**Instructions to follow**
Scan the lines below for the word "source". Copy each line you find it in.
Start of Dataset records
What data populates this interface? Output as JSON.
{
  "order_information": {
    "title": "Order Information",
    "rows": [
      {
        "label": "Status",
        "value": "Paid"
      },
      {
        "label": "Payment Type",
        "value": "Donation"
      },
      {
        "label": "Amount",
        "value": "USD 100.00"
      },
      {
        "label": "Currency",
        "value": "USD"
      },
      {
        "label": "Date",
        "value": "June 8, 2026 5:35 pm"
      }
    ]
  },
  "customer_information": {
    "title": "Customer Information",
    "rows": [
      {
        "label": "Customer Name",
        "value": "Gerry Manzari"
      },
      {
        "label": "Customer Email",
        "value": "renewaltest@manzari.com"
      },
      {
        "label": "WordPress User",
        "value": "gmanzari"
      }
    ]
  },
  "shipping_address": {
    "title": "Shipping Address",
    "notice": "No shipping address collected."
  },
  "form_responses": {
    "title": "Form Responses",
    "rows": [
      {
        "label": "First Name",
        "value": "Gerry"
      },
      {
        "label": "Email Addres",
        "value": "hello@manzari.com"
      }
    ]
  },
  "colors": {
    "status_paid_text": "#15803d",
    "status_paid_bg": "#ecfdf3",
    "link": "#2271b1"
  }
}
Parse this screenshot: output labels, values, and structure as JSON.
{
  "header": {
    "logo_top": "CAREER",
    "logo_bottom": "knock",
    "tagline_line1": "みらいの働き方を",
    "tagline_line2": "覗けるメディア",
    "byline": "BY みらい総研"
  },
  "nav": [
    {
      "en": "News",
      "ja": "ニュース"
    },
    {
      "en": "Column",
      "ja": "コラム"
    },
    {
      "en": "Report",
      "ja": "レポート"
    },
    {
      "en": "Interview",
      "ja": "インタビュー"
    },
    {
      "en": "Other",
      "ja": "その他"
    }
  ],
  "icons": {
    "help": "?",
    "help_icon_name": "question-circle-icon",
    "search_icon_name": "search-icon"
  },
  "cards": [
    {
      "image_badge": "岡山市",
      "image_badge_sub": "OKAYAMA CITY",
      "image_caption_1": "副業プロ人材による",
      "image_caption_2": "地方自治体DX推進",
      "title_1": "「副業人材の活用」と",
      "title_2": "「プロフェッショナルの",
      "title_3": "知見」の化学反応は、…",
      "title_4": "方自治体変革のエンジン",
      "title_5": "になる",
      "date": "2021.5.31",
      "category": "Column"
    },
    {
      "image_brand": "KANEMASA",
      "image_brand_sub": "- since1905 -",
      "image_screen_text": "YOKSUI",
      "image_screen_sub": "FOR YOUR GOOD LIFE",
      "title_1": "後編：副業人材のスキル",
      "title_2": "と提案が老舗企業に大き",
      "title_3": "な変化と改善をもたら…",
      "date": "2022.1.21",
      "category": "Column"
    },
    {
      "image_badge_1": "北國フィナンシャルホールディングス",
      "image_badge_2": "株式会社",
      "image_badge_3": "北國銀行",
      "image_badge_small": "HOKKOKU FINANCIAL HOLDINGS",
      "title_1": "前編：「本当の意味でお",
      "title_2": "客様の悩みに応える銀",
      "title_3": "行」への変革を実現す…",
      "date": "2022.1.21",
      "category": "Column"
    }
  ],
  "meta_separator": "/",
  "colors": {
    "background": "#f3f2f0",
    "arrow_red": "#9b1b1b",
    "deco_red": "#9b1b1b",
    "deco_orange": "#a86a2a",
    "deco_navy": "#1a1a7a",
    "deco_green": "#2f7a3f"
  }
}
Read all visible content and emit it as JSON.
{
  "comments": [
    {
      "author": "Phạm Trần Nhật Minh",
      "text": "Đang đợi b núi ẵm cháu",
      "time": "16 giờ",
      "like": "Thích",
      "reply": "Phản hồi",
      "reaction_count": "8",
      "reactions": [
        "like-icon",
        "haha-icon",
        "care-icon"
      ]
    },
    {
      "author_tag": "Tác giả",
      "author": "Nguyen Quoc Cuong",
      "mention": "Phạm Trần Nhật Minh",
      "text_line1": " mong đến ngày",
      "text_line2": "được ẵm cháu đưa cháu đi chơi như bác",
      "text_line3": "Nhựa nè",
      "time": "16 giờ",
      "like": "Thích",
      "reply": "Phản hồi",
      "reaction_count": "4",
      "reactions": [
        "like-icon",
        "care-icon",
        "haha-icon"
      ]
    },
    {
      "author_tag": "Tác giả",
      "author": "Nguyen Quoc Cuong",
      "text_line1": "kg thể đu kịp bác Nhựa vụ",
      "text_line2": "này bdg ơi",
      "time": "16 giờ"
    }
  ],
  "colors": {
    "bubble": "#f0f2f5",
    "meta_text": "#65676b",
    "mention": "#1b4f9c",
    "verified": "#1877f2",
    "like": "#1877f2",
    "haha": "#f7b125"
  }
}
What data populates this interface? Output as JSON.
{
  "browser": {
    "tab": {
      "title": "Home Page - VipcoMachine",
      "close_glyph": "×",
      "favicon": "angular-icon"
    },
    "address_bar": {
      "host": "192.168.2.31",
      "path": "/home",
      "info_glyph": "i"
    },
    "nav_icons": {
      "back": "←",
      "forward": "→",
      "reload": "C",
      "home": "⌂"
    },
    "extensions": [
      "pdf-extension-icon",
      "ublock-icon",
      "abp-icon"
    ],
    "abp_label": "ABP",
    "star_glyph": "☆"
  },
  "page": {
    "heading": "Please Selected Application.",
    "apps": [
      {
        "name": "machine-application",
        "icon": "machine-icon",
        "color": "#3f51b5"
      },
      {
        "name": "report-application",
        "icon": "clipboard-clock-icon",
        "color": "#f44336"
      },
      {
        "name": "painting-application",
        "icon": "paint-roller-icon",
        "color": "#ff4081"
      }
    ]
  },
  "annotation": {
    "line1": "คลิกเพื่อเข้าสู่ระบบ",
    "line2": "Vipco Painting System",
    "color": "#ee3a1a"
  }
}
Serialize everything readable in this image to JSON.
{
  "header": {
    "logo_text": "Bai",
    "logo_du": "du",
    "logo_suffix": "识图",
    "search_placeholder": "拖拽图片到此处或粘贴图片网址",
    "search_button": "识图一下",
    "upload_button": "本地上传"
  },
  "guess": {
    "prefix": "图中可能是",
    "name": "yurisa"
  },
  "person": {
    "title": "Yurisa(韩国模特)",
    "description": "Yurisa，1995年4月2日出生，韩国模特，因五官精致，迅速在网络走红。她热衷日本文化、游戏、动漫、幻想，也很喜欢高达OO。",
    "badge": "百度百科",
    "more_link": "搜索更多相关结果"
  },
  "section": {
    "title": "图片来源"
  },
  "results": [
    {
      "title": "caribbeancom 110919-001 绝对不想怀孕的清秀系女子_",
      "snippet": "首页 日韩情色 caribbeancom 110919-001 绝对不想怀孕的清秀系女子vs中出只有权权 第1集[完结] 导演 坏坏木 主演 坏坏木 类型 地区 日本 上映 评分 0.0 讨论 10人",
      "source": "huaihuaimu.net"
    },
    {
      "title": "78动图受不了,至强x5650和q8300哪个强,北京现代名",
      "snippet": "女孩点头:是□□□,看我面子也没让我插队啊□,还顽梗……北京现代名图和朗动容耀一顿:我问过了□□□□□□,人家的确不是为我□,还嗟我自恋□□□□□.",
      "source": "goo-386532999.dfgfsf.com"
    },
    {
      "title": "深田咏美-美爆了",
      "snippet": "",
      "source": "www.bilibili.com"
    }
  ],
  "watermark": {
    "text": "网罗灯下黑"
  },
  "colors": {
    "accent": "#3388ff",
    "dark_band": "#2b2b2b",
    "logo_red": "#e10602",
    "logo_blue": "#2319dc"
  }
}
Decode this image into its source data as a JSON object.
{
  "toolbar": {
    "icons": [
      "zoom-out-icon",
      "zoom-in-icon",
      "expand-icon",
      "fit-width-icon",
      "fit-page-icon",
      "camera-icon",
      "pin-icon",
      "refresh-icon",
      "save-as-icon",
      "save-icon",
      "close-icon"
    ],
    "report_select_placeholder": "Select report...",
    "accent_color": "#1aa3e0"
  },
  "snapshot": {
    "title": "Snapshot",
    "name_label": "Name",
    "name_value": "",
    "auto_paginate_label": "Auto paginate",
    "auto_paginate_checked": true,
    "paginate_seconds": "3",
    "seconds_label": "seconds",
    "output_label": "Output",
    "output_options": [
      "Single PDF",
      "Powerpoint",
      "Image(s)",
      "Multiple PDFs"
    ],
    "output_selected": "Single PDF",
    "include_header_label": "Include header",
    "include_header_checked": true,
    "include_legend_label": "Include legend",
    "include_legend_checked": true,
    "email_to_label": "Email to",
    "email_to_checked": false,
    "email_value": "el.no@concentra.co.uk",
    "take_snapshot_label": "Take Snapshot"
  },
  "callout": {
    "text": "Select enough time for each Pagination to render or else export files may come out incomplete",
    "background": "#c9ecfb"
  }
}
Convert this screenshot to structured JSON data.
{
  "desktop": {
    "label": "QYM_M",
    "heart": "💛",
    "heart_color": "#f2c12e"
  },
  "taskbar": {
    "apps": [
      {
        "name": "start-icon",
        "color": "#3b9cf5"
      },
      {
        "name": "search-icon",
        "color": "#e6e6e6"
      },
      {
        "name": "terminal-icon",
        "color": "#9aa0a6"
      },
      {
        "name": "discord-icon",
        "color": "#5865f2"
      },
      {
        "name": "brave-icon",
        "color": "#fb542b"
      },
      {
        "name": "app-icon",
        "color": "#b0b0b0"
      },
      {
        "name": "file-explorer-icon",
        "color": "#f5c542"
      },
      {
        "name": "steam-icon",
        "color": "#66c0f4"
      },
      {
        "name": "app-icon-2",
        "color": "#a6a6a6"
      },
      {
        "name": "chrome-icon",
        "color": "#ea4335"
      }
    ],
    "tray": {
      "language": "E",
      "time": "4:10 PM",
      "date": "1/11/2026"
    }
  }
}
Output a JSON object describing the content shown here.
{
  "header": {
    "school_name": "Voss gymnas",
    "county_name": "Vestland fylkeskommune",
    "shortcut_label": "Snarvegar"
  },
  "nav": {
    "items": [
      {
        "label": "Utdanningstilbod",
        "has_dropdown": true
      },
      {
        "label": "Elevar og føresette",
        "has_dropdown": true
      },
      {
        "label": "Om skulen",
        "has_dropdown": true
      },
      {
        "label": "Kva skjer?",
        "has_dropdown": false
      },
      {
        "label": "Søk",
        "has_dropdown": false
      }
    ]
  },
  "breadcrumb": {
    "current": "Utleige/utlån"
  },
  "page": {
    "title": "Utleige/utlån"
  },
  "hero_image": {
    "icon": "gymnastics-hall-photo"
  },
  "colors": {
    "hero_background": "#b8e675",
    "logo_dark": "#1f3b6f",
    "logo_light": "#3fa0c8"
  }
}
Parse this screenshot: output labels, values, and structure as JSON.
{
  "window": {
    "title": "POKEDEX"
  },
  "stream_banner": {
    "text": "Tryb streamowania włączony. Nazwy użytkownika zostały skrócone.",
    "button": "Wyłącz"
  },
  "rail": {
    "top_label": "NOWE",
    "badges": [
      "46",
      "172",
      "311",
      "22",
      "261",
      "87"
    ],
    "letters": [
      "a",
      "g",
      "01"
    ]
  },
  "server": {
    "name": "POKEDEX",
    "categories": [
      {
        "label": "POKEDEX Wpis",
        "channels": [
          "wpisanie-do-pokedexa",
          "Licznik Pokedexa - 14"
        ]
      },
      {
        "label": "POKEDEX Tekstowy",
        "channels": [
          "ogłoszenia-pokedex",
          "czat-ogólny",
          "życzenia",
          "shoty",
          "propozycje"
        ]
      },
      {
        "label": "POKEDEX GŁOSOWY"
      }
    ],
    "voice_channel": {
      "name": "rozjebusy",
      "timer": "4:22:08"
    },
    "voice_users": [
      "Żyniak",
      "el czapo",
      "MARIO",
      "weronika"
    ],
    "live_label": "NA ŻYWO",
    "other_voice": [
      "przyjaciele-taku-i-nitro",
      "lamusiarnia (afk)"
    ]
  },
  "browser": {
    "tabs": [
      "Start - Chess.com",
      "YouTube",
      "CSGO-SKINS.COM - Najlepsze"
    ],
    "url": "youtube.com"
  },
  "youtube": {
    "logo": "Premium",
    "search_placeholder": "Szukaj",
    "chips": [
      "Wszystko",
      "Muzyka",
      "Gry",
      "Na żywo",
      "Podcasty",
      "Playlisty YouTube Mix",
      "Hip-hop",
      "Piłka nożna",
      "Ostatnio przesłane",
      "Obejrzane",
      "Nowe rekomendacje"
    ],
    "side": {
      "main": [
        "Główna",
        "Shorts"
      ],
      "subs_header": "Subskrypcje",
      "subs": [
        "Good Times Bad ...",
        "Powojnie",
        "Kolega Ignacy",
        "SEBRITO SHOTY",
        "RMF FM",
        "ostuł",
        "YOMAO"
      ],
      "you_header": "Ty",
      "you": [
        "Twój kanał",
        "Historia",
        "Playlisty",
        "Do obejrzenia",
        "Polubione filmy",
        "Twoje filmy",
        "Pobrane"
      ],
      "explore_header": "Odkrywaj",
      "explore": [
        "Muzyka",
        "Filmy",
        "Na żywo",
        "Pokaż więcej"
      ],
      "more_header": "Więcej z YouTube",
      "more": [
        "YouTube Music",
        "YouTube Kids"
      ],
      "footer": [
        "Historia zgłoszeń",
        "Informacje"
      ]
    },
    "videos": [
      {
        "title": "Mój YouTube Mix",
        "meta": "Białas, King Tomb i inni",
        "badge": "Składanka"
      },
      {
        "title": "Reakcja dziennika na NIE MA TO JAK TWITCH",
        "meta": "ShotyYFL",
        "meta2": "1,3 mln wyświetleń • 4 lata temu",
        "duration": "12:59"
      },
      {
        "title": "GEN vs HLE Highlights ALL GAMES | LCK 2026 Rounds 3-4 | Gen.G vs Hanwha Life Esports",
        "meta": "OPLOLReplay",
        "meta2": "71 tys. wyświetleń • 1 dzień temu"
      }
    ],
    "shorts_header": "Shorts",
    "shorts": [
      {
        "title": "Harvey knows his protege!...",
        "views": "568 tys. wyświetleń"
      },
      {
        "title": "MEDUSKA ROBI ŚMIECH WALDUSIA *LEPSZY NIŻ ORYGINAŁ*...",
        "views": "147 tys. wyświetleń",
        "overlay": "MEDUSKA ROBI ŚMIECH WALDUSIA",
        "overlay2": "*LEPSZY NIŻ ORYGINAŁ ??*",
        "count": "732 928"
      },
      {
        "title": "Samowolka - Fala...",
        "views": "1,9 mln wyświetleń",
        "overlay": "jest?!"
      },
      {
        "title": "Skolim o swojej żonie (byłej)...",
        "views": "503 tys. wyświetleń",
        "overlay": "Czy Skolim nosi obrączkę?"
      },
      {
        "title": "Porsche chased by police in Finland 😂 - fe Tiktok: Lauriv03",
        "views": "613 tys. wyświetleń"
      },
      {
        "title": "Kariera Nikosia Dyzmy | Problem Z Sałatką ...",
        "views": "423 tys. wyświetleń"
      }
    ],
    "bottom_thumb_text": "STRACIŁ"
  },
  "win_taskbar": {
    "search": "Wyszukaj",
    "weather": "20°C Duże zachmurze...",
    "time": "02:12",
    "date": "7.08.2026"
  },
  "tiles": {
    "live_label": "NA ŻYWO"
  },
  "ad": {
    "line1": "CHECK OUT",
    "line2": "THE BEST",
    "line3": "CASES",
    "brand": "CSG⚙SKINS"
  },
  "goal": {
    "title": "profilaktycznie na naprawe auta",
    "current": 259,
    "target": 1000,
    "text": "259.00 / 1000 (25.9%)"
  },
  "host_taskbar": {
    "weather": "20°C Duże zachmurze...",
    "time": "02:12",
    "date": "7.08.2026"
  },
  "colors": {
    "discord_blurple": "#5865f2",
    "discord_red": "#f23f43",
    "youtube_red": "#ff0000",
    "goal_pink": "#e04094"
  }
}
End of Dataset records
**Answer to this problem**
      "source": "huaihuaimu.net"
      "source": "goo-386532999.dfgfsf.com"
      "source": "www.bilibili.com"
Decode this image into its source data as a JSON object.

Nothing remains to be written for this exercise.